In conclusion, history has taught us that microbial diseases are not going away and that host immune responses are central to the regulation of many acute diseases as well as long-term processes resulting from exposure to microbes. Evidence supports the value of getting immunologists and microbiologists to work together, particularly for developing knowledge important in the complex world of microbes we face. In an integrated academic unit, the groups can learn to speak each other’s language, to respect their different ways of thinking, and to train the next generation of scientists with an appreciation for both disciplines. These efforts will result in novel contributions to basic knowledge as well as in the development of new therapeutic approaches for the treatment of disease.
The views expressed in this Editorial do not necessarily reflect the views of the journal or of ASM.
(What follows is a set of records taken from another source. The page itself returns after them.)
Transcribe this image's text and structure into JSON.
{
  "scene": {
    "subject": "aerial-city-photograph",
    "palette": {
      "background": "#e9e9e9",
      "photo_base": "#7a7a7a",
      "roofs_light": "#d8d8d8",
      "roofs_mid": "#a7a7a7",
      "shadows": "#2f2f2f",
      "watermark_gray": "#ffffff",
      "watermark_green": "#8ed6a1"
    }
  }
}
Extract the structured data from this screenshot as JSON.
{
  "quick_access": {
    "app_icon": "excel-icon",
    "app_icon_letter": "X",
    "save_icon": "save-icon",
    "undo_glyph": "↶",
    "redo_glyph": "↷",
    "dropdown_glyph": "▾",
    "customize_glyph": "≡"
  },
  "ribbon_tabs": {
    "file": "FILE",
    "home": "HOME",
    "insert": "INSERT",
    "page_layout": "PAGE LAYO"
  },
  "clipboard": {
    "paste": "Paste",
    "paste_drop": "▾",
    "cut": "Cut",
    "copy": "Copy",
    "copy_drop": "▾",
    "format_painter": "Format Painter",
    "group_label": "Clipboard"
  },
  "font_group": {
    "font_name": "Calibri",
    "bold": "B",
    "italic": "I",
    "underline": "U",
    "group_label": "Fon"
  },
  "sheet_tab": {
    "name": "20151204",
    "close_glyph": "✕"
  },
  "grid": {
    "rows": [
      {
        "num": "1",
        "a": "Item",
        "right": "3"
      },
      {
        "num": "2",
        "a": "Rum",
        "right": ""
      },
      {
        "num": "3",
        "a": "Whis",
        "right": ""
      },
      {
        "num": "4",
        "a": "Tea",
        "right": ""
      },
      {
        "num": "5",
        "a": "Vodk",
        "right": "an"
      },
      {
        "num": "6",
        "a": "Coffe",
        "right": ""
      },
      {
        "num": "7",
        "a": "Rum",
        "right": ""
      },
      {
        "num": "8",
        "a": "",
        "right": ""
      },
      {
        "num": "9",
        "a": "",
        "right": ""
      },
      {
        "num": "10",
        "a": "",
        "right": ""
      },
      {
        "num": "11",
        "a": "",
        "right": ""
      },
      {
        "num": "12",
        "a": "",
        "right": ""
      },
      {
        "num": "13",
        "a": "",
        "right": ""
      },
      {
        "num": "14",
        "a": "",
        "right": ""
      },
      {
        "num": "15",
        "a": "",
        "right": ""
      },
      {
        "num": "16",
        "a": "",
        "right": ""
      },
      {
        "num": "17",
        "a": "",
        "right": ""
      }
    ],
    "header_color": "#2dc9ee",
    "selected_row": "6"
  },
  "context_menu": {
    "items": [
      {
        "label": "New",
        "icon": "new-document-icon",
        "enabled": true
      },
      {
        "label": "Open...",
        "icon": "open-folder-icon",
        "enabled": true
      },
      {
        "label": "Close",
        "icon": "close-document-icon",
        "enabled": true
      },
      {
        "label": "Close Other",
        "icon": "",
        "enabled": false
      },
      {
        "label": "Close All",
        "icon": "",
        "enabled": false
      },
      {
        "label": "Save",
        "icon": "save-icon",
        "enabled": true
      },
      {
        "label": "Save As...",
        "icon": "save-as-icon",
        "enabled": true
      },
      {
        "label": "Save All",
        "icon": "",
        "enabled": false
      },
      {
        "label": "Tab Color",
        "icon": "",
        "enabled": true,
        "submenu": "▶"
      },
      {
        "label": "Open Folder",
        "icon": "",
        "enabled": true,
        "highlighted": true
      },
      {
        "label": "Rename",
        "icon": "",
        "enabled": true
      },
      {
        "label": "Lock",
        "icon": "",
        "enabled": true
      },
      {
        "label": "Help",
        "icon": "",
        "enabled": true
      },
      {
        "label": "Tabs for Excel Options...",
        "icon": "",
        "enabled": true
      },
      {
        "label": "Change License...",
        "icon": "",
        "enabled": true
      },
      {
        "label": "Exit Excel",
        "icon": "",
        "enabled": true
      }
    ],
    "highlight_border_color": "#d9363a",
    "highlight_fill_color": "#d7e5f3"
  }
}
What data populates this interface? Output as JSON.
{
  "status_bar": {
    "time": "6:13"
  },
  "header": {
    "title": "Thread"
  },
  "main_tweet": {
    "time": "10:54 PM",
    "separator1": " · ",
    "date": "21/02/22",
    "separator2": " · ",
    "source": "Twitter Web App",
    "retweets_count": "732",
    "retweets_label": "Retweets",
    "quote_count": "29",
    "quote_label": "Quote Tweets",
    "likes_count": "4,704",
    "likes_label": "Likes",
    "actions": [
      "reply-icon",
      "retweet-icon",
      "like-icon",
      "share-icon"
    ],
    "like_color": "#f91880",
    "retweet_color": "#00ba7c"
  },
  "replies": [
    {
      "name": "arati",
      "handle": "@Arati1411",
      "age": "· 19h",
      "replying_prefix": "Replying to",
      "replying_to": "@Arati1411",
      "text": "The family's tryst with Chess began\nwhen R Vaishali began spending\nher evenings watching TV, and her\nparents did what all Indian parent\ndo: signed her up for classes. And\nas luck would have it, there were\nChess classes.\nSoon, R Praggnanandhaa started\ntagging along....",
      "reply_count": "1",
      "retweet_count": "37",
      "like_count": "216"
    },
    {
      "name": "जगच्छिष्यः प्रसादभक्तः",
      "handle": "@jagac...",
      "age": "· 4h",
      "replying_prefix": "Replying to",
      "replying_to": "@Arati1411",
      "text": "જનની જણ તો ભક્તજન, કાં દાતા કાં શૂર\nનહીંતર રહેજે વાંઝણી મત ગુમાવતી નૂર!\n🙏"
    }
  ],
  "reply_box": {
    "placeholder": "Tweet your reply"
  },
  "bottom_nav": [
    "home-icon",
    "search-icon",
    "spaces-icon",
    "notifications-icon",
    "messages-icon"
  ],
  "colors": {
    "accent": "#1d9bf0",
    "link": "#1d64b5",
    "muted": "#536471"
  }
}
Citation Biron, C. A., and A. Casadevall. 2010. On immunologists and microbiologists: ground zero in the battle for interdisciplinary knowledge. mBio 1(5):00260-10. doi:10.1128/mBio.00260-10.